R588-4. Overview of Financing Structures
4.1. Revenue Bonds – Revenue Bonds are long-term debt instruments that are repaid from an identified institutional revenue source. Upon recommendation by the Boards of Trustees, these bonds must be approved by the Board of Higher Education and authorized by the Utah State Legislature (see Board of Higher Education Policy R590, Issuance of Revenue Bonds for Facilities Construction and Equipment).
4.2. Leasehold Revenue Bonds – Financing of capital assets through the sale of bonds secured by lease payments (“lease revenue bonds”). This method requires that the property and/or equipment be purchased by a not-for-profit corporation or governmental agency. The not-for-profit corporation or governmental agency issues bonds secured by the lease and serves as lessor of the property. This form of financing is used by the State Building Ownership Authority (SBOA) – see Utah Code §63B-1-301 to 321.
4.3. Lease-purchase Financing of Facilities – A long-term financing method for construction or acquisition of buildings that amortizes the cost of the asset over a specified time period, at the conclusion of which the asset vests in the lessee. This is an alternative to revenue bond funding that requires Board of Higher Education approval upon the recommendation of the institutional Boards of Trustees (see Board of Higher Education Policy R587, Contract or Lease-purchase Financing).
4.4. Certificates of Participation – A lease-purchase financing arrangement through the public sale of certificates of participation (COPs) where the certificate holders own a pro rata share in a specific pledged revenue stream (usually lease payments by the issuer) and essentially become the lessors (see section 4.3 above).
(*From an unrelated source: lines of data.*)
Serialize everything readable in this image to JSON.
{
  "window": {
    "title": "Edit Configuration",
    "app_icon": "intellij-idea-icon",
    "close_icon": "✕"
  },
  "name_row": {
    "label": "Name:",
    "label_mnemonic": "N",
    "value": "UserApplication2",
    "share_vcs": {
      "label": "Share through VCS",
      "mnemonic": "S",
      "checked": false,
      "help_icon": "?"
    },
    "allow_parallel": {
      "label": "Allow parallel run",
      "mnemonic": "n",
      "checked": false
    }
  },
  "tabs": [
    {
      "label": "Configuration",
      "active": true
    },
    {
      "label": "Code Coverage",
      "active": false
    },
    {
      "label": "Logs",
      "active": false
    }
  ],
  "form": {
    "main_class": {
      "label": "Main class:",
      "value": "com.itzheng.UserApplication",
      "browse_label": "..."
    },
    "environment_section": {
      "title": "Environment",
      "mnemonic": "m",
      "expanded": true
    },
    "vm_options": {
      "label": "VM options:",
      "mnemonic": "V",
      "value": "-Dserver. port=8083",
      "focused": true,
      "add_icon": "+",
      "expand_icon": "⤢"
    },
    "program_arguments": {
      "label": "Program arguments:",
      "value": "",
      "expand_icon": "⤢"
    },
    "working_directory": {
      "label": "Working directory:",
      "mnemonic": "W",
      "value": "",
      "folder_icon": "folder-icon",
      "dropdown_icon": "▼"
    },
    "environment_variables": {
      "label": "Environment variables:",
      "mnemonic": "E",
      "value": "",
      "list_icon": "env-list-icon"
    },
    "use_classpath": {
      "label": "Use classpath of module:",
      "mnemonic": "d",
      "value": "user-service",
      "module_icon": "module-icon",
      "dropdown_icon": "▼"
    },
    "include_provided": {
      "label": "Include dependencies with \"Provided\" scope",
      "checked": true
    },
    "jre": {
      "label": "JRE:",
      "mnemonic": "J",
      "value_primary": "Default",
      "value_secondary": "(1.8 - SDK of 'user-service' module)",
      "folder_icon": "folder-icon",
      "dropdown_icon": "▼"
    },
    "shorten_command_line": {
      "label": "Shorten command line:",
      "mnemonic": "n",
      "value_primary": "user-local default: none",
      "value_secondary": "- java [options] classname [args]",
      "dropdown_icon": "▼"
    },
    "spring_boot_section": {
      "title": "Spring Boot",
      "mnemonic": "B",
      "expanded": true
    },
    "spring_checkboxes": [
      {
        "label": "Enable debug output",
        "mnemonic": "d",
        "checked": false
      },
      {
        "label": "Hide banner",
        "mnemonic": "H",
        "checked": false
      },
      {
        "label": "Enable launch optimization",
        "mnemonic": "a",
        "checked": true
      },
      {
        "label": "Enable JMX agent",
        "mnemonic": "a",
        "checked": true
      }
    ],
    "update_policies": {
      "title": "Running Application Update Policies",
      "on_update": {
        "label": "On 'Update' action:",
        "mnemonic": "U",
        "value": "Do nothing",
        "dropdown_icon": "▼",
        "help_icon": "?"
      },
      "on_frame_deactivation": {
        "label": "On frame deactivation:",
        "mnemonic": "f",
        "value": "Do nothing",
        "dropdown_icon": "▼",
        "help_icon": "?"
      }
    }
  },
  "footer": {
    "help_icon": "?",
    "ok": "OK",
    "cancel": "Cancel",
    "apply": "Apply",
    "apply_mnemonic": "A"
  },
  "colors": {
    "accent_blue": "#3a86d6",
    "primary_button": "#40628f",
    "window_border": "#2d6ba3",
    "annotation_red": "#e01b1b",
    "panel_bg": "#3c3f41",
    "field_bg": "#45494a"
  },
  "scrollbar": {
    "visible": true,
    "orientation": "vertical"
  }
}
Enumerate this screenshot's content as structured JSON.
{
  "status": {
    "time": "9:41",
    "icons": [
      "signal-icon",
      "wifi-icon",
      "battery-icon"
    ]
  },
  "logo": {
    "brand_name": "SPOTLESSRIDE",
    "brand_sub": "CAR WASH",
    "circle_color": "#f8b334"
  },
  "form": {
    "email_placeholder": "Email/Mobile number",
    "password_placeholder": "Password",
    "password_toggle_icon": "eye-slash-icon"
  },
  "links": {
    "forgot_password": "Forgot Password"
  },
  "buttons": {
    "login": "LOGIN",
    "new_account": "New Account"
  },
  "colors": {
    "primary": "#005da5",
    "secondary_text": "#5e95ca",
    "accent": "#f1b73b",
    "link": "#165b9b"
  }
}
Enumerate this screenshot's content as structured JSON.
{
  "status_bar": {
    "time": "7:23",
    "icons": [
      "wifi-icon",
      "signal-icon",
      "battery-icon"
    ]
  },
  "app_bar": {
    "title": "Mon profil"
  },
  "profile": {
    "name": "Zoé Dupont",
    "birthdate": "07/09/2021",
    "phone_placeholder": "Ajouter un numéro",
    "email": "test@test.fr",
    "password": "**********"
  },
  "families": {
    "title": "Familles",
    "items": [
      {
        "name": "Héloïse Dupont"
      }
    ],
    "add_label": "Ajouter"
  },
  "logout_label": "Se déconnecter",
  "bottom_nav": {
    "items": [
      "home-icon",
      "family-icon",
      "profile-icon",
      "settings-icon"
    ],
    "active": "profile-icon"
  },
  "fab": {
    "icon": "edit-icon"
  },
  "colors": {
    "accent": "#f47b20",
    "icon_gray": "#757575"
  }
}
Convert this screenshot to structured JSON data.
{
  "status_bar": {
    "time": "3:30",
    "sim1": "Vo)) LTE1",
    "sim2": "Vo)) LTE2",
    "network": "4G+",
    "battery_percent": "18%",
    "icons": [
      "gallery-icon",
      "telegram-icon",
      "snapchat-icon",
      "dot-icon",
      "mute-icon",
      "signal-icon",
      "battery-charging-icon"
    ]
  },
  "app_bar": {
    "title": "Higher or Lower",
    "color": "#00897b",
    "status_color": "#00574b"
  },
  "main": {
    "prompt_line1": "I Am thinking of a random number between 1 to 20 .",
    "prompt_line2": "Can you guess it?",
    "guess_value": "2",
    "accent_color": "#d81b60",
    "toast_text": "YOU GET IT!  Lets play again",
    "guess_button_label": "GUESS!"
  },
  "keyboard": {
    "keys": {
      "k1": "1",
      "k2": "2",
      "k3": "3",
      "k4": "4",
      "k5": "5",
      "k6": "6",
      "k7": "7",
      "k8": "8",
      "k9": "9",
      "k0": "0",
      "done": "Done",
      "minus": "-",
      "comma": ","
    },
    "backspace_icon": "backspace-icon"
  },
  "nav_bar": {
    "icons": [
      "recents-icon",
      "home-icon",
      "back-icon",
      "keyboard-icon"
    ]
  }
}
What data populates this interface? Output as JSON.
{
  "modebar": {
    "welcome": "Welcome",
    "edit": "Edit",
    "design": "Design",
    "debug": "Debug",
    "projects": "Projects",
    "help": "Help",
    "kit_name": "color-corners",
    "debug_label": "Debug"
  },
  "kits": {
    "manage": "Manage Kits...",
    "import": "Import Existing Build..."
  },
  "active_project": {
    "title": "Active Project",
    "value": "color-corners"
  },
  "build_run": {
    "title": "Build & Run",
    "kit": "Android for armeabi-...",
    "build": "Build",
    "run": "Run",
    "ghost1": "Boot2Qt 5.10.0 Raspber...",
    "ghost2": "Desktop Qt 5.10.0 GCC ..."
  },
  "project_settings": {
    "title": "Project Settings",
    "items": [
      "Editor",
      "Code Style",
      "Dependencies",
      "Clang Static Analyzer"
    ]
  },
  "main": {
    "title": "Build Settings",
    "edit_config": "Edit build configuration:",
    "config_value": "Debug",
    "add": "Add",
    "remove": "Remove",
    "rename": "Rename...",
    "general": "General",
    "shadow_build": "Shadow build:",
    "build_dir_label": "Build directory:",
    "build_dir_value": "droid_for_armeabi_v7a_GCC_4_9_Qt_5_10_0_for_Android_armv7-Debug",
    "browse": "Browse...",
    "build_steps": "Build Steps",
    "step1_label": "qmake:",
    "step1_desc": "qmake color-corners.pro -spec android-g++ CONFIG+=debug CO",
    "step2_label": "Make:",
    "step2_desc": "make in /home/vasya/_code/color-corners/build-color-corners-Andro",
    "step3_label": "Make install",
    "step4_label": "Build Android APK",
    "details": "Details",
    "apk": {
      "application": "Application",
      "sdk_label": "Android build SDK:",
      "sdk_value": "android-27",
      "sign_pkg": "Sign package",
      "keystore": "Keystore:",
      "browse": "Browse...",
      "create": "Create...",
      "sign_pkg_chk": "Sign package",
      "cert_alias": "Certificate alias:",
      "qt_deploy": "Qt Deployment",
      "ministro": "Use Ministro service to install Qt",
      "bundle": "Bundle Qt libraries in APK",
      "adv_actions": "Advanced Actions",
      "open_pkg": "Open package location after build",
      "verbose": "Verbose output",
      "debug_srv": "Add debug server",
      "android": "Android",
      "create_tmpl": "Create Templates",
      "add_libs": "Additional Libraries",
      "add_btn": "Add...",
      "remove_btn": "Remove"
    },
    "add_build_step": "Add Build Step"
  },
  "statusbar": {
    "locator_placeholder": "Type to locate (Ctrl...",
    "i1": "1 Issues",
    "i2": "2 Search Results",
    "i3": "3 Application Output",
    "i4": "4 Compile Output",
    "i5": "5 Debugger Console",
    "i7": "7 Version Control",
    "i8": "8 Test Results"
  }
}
4.5. Energy Service Agreement – A contractual agreement entered into whereby the institution implements energy efficiency measures using the stream of savings in utility costs resulting from implementation of the energy efficiency measures as the funding source for repayment. These arrangements are generally considered to be for facilities and are subject to the approval of the Board of Higher Education (see section 4.3 above).
4.6. Capital or Finance Lease Purchase of Equipment – A lease agreement in which the lessor agrees to transfer ownership rights of the asset to the lessee after the completion of the lease period.
4.7. Operating Lease of Equipment – A contract that allows for the use of an asset, but does not convey rights of ownership unless a purchase option is available and exercised.
4.8. Other – Other debt instruments, such as off-balance sheet and third party debt may be considered in financing capital construction, renovation, or purchase of tangible assets (equipment) and intangible assets (computer software).
R588-5. General Considerations
5.1. A debt policy forms the foundation for a well-managed debt program by establishing parameters for issuing debt and managing the debt portfolio, as well as providing appropriate guidance to decision-makers, and identifying key objectives for institutional staff to implement. Institutional debt policies should demonstrate a commitment to the institution’s long-range financial plans, recognize a long-term commitment to full and timely repayment of all debt, and be compatible with the institution’s goals for capital programs and budgets.
5.2. Institutional debt policies should give consideration to:
5.2.1. The purposes for which debt may be issued;
5.2.2. Debt limitations;
5.2.3. Types of debt permitted to be issued;
5.2.4. Criteria for issuance of short-term and long-term debt, revenue debt, fixed and variable rate debt, lease-backed debt, tax-exempt and taxable debt, and special obligation debt;
5.2.5. Credit objectives, such as maintenance of specific credit ratings or adherence to benchmark debt ratios;
5.2.6. Authorized methods of sale, such as competitive sale, negotiated sale, and private placement;
5.2.7. Method of selecting and use of outside finance professionals;
5.2.8. Refunding of debt; and
5.2.9. Internal controls.
Adopted January 19, 2007, amended March 9, 2007 and March 27, 2015.